New common sense standards for use of investigatory powers and retention of DNA profiles were set out by the Home Secretary today.
Jacqui Smith outlined ways to strengthen how the Regulation of Investigatory Powers Act (RIPA) is used by public authorities and how and when DNA profiles are retained on the national database in a keynote speech about protecting people while protecting their rights.
Speaking to members of the technology industry at the Intellect trade association the Home Secretary announced a consultation on the use of RIPA that will examine:
* a revision of the Codes of Practice that come under RIPA;
* which public authorities can use RIPA powers; and
* how those powers are authorised, and who authorises their use.
She also announced that there will be a consultation on proposed changes to RIPA powers to bring them in line with tests of safeguards, openness, proportionality and common sense.
In a wide-ranging speech on the rights of privacy in light of changing and expanding technology, the Home Secretary said the Government has to think carefully about how long to retain DNA evidence. She said the Government will bring forward proposals for consultation on retention arrangements for DNA samples in a Forensics White Paper next year including:
* varying the timescale of detaining DNA evidence depending on the seriousness of the offence and possibly the age and risk of the individual;
* re-examining the retention arrangements for DNA samples;
* ensuring police can retrospectively take samples for a longer period after conviction and from those convicted overseas.

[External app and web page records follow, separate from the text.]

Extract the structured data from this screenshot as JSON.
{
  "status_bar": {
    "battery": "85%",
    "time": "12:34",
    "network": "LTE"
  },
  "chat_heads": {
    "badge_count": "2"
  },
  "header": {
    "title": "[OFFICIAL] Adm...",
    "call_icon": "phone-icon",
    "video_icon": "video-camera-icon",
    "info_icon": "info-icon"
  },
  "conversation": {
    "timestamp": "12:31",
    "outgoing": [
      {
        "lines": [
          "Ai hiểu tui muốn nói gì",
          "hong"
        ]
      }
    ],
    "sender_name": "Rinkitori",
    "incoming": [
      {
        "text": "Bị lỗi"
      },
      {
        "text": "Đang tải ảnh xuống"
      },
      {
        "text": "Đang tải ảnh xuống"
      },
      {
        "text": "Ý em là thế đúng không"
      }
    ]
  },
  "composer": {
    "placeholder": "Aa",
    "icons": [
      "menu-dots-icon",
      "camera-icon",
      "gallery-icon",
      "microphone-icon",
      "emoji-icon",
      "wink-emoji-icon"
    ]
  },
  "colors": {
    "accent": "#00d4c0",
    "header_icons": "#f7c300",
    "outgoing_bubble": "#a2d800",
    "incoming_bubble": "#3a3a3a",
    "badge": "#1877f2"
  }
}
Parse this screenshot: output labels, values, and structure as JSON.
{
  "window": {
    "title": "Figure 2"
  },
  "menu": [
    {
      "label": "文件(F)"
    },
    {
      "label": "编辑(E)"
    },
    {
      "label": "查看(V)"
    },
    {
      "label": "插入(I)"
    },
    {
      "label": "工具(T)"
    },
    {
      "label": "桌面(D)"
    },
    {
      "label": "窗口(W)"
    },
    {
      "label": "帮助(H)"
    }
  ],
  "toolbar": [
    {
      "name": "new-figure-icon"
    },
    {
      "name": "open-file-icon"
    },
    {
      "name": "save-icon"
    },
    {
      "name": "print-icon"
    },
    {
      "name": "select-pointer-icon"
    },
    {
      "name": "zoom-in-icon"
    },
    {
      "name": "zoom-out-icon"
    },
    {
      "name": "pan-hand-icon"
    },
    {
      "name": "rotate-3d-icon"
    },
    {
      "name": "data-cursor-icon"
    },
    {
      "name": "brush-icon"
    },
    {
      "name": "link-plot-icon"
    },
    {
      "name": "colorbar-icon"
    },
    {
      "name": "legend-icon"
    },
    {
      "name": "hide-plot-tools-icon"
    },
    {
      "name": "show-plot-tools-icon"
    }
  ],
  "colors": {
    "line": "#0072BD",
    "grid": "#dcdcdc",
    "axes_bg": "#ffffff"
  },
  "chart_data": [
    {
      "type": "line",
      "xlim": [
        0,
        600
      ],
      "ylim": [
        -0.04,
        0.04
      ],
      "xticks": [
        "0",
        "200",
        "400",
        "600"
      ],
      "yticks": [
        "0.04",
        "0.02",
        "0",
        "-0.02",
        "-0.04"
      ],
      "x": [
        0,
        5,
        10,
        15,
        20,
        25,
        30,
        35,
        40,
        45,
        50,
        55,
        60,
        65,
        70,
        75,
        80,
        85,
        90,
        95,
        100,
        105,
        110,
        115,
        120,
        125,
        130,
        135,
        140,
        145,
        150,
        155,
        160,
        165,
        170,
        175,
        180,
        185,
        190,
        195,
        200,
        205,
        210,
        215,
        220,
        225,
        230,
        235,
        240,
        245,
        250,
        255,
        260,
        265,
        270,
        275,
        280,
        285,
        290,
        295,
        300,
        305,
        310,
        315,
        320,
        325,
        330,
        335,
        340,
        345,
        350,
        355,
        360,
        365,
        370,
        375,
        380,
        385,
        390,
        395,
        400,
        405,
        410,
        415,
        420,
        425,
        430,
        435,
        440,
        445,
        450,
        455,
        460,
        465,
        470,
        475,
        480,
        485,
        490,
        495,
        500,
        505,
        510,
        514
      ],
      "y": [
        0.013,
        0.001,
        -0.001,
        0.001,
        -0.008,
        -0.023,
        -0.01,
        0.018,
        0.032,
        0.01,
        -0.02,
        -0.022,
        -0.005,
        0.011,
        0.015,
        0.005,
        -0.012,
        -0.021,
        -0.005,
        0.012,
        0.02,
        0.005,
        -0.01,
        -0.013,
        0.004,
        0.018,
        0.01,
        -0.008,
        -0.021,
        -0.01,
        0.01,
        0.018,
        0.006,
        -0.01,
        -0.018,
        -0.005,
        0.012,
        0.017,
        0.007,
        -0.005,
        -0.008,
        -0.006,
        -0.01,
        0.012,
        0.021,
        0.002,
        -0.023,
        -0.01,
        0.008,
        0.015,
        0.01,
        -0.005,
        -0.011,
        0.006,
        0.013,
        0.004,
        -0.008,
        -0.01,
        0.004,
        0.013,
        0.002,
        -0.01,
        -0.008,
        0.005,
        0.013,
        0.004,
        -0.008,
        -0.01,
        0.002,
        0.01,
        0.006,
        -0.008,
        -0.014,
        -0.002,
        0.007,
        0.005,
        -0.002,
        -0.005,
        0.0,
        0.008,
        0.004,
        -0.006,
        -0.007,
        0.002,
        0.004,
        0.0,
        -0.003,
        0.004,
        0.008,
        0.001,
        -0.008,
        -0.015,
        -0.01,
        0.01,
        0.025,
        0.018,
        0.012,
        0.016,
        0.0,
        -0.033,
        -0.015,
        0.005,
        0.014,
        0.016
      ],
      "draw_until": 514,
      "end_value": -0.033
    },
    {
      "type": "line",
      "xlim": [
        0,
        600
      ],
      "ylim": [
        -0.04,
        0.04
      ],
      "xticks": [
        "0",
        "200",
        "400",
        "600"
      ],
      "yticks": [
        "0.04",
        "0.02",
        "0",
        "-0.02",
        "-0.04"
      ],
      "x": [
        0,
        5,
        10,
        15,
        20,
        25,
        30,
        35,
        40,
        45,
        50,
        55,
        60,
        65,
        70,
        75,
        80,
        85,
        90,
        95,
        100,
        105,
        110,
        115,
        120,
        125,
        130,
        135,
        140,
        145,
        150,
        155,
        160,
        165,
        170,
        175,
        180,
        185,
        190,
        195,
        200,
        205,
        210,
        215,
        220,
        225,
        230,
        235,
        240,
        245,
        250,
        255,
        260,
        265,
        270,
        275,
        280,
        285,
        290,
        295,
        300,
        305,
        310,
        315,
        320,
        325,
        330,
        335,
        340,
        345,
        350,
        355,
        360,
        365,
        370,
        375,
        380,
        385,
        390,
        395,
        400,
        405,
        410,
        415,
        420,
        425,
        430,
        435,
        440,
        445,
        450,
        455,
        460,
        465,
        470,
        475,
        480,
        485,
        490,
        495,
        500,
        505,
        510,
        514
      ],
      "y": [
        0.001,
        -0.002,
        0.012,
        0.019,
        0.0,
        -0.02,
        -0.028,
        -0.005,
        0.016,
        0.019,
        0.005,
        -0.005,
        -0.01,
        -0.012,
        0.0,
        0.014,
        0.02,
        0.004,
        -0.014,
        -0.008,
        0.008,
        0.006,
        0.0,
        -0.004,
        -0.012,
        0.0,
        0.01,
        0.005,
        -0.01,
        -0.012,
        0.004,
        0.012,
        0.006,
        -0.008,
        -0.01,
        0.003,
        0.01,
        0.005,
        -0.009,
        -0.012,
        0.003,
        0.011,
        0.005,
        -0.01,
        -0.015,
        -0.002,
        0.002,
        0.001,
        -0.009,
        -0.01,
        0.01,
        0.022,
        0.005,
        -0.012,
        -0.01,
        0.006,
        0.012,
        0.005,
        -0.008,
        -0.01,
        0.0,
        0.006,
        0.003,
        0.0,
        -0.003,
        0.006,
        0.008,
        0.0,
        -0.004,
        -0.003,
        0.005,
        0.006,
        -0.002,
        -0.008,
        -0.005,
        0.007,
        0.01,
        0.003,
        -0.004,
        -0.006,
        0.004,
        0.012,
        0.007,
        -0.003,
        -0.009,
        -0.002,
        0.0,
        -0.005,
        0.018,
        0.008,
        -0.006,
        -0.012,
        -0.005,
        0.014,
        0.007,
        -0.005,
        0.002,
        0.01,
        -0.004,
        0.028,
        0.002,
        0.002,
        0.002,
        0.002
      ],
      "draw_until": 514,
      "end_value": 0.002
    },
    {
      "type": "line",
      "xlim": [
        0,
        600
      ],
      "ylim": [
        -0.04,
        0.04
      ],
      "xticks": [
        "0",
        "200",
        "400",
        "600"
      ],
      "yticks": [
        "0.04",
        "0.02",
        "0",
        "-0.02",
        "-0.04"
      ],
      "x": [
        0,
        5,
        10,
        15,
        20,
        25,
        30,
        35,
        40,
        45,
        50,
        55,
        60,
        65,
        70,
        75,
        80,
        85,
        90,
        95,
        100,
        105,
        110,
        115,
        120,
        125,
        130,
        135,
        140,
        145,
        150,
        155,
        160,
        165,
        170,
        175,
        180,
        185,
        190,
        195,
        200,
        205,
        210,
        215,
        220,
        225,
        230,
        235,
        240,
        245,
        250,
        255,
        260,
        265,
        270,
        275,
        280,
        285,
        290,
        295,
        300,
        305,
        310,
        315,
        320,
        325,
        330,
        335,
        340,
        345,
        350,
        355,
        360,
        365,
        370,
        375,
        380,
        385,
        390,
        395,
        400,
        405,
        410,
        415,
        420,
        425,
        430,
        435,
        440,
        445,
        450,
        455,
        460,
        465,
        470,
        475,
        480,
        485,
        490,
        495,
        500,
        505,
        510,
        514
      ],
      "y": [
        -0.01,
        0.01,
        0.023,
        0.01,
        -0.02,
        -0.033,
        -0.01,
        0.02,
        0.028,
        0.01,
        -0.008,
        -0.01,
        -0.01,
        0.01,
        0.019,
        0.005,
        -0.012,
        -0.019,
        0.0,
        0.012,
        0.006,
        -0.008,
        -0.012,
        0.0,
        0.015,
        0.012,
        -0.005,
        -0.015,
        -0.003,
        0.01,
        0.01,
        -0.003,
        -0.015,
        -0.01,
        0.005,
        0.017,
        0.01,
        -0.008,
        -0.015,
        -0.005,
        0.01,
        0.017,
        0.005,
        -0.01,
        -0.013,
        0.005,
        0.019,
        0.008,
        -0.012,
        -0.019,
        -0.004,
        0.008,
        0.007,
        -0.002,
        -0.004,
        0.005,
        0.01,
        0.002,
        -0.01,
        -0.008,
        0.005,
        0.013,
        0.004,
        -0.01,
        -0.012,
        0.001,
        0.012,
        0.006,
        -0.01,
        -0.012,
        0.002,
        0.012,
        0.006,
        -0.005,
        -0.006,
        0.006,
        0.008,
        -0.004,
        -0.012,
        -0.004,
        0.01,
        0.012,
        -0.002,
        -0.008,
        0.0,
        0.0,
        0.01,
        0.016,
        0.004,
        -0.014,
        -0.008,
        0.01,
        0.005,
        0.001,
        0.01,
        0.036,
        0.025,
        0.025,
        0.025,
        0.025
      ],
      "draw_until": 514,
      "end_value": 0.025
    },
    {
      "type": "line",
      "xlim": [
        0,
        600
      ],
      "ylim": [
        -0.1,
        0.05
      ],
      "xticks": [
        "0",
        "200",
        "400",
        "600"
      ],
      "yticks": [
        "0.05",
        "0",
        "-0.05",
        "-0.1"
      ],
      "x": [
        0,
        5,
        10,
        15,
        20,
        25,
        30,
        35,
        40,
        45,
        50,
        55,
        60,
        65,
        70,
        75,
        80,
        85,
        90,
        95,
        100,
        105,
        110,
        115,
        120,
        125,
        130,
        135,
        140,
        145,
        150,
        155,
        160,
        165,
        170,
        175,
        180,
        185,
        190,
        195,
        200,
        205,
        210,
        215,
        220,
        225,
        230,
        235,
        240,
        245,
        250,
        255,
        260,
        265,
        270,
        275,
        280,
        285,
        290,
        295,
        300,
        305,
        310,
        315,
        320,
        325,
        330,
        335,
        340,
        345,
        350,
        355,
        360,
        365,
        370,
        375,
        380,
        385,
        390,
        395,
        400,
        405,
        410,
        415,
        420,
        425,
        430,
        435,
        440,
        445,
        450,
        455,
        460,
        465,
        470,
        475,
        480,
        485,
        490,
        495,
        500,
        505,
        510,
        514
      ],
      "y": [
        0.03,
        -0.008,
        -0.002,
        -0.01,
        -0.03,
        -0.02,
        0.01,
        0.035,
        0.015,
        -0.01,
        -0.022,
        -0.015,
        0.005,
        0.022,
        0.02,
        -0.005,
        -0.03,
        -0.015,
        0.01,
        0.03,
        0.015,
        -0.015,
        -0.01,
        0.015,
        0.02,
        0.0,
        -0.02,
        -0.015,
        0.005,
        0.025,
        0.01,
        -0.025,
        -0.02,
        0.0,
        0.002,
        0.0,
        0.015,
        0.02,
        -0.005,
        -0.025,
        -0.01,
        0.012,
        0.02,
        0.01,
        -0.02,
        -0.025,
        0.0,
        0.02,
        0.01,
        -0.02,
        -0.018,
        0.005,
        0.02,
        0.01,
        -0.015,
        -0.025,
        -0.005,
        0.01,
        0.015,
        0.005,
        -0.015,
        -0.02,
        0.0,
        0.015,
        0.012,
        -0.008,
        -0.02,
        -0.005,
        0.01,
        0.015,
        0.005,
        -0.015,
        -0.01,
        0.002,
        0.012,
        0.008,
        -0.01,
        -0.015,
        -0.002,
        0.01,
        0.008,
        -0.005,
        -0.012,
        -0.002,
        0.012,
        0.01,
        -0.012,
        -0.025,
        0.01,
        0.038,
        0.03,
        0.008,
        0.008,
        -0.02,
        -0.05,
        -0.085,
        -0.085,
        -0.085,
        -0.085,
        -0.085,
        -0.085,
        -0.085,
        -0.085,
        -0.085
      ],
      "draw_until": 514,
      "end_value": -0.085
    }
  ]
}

In addition the Home Secretary announced that the Government will take immediate steps to take the DNA of children under 10 – the age of responsibility – off the database.